(This article belongs to the Special Issue Oral Health: Economic and Psychological–Behavioral Implications)

Research

Jump to: Editorial

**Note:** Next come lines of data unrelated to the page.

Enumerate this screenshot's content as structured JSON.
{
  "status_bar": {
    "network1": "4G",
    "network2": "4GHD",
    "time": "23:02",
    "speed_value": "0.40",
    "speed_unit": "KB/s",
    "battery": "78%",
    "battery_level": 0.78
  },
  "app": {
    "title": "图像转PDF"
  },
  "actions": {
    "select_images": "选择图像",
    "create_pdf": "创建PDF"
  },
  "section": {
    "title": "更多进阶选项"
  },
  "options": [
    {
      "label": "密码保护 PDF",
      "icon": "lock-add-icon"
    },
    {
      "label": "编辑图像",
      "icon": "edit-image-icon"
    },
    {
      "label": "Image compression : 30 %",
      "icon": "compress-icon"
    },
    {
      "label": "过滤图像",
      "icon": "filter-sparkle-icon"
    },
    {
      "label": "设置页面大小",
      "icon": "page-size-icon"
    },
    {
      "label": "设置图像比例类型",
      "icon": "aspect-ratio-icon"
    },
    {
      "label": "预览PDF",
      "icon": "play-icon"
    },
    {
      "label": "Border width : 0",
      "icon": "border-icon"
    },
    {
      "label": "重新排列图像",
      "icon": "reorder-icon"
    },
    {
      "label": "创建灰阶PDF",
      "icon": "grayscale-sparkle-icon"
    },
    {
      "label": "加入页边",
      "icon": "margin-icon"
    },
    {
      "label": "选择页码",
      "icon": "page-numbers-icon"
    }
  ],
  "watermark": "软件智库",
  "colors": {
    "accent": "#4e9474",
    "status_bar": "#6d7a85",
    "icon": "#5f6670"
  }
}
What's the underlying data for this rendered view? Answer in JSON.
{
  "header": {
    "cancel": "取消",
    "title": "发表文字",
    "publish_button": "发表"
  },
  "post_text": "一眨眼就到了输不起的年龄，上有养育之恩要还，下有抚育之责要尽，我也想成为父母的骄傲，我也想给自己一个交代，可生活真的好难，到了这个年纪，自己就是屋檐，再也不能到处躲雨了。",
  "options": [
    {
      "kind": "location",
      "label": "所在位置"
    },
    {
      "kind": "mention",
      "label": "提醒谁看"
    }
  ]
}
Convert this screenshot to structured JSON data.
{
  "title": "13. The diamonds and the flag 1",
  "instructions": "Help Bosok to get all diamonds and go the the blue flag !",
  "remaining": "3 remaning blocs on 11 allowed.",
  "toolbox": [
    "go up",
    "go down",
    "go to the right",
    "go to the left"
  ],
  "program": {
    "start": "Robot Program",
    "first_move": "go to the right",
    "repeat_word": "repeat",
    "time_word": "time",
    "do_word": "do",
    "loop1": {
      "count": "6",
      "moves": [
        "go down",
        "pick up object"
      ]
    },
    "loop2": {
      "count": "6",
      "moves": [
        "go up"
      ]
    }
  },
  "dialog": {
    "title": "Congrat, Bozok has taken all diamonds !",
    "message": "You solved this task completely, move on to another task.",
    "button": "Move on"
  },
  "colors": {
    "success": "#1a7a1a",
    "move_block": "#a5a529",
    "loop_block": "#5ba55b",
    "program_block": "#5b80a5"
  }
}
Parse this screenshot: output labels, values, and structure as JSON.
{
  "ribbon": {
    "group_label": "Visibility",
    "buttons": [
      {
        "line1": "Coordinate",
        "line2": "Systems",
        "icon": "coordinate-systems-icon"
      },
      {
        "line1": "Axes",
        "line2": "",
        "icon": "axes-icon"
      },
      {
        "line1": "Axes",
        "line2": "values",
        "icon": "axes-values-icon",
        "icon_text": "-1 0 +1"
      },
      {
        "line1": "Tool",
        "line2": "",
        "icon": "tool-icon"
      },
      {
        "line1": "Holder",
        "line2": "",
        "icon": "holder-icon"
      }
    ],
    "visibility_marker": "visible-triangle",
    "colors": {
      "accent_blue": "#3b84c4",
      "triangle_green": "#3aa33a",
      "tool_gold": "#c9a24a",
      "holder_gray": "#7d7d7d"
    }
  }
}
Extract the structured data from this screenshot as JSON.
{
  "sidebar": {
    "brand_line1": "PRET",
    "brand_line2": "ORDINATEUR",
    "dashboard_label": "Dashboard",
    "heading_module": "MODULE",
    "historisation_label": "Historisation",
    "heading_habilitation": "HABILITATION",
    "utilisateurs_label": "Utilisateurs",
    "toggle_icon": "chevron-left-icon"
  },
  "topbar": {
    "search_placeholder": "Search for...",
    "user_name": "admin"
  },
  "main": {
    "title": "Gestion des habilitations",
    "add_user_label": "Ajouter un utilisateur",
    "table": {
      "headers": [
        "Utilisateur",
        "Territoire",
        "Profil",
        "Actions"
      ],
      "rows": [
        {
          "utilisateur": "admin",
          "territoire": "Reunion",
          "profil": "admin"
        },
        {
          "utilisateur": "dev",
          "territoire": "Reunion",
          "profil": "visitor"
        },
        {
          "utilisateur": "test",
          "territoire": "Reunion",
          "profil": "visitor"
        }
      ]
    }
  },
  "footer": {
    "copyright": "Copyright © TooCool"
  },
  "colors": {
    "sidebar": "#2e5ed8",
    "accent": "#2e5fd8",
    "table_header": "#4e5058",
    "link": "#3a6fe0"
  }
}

Open AccessArticle
Effect of Hydrothermal Aging and Beverages on Color Stability of Lithium Disilicate and Zirconia Based Ceramics
Medicina 2019, 55(11), 749; https://doi.org/10.3390/medicina55110749 - 19 Nov 2019
Abstract
Background and Objectives: All-ceramic prosthesis is widely used in modern dental practice because of its improved physico-mechanical and optical properties. These restorations are exposed to coloring agents from various nutrition and beverages in the oral cavity. Long-term color stability is critical for [...] Read more.
Background and Objectives: All-ceramic prosthesis is widely used in modern dental practice because of its improved physico-mechanical and optical properties. These restorations are exposed to coloring agents from various nutrition and beverages in the oral cavity. Long-term color stability is critical for the success of these restorative materials. The purpose of this in vitro study was to assess the effect of common beverages and mouthwash on the color stability of lithium disilicate (LD), monolithic zirconia (MZ) and bilayer zirconia (BZ) surfaces. Materials and Method: Thirty disc-shaped specimens from each material were fabricated; each group was subdivided (n = 10) according to coffee, green tea and chlorhexidine immersion solutions. The baseline color of ceramic discs was recorded according to the CIE L*a*b* system with a portable spectrophotometer. The second measurement was recorded after 3000 thermocycling and immersion in coloring agents for 7 days. The mean color difference was calculated and data were compared with Kruskal-Wallis and Mann-Whitney post hoc tests (0.05). Results: ΔE values for LD with the immersion of coffee, tea, and Chlorhexidine gluconate (CHG) were 1.78, 2.241 and 1.58, respectively. Corresponding ΔE values for MZ were 5.60, 5.19, and 4.86; marginally higher than the clinically acceptable level of 3.5. Meanwhile, BZ showed better color stability compared to MZ with ΔE values of 4.22, 2.11 and 1.43. Conclusions: Among the ceramics evaluated, LD ceramic was found to be more color stable, while MZ ceramics displayed a higher susceptibility to discoloration. MZ and BZ ceramic colors were significantly altered with coffee immersion, while LD ceramics were more affected by green tea. Full article
(This article belongs to the Special Issue Oral Health: Economic and Psychological–Behavioral Implications)
Back to TopTop